(a) we define the improper integral (over the entire plane R

^{2})

[tex]I=\int\int_{R^2}e^{-(x^2+y^2)}dA=\int_{-\infty}^{\infty}\int_{-\infty}^{\infty}e^{-(x^2+y^2)}dy dx=\lim_{a\rightarrow\infty}\int\int_{D_{a}} e^{-(x^2+y^2)} dA[/tex]

where D

_{a}is the disk with radius a and center the origin. Show that

[tex]\int_{-\infty}^{\infty}\int_{-\infty}^{\infty}e^{-(x^2+y^2)}dA=\pi[/tex]

(b)

An equilivent definition of the improper integral in part (a) is

[tex]\int\int_{R^2}e^{-(x^2+y^2)}dA=\lim_{a\rightarrow\infty}\int\int_{S_{a}} e^{-(x^2+y^2)} dA [/tex]

where S

_{a}is the square with vertices [tex](\pm a,\pm a)[/tex] Use this to show that

[tex]\int_{-\infty}^{\infty}e^{-x^2}dx\int_{-\infty}^{\infty}e^{-y^2}dy=\pi[/tex]

(c) deduce that

[tex]\int_{-\infty}^{\infty}e^{-x^2}dx=\sqrt{\pi}[/tex]

(d) By making the change of variable [tex]t=\sqrt{2}x[/tex]. show that

[tex]\int_{-\infty}^{\infty}e^{\frac{-x^2}{2}}dx=\sqrt{2\pi}[/tex]

## Homework Equations

## The Attempt at a Solution

I proved a by doing a change of variables into polar coordinates.
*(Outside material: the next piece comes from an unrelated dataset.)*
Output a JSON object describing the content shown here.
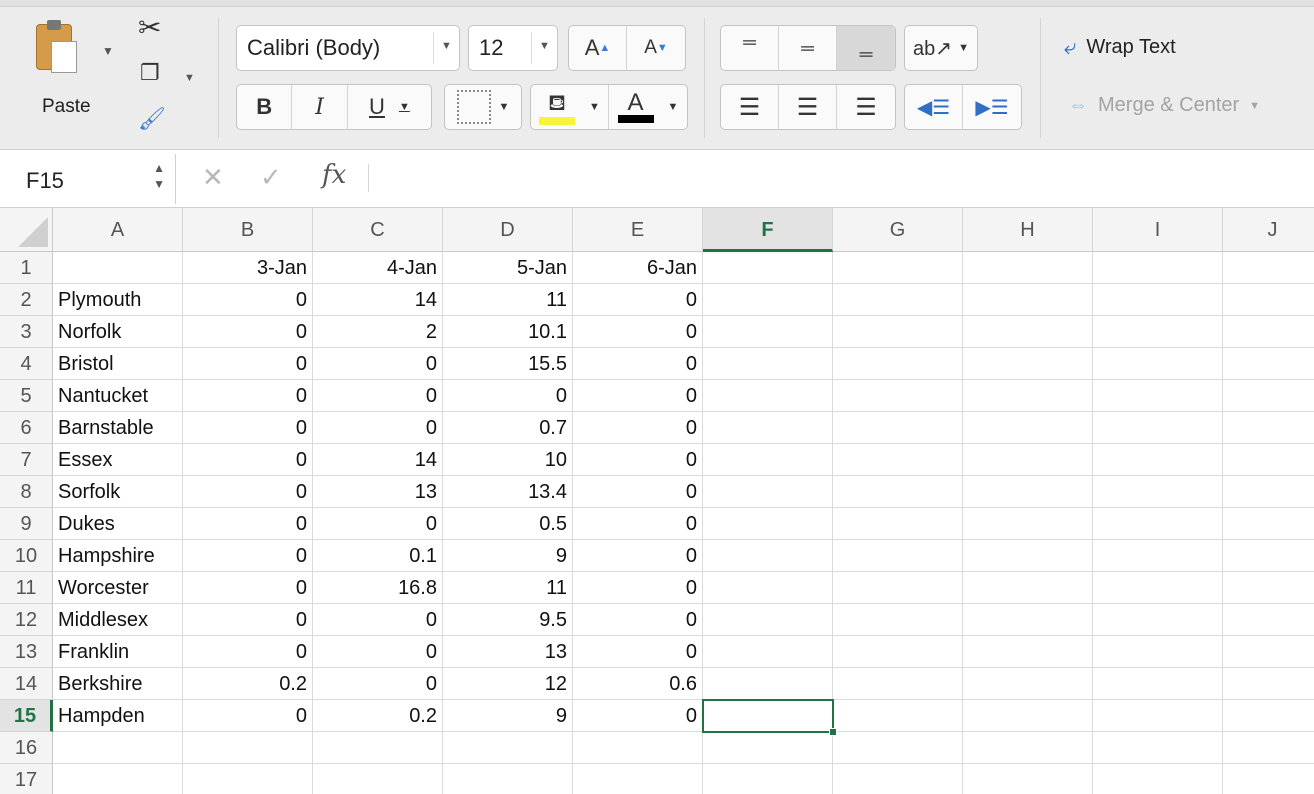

However, I'm not quite sure how I would go about proving b.The idea that S

_{a}is a square means I would be using Cartesian coordinates however, those 2 integrals don't have an antiderviative, what should I look at next?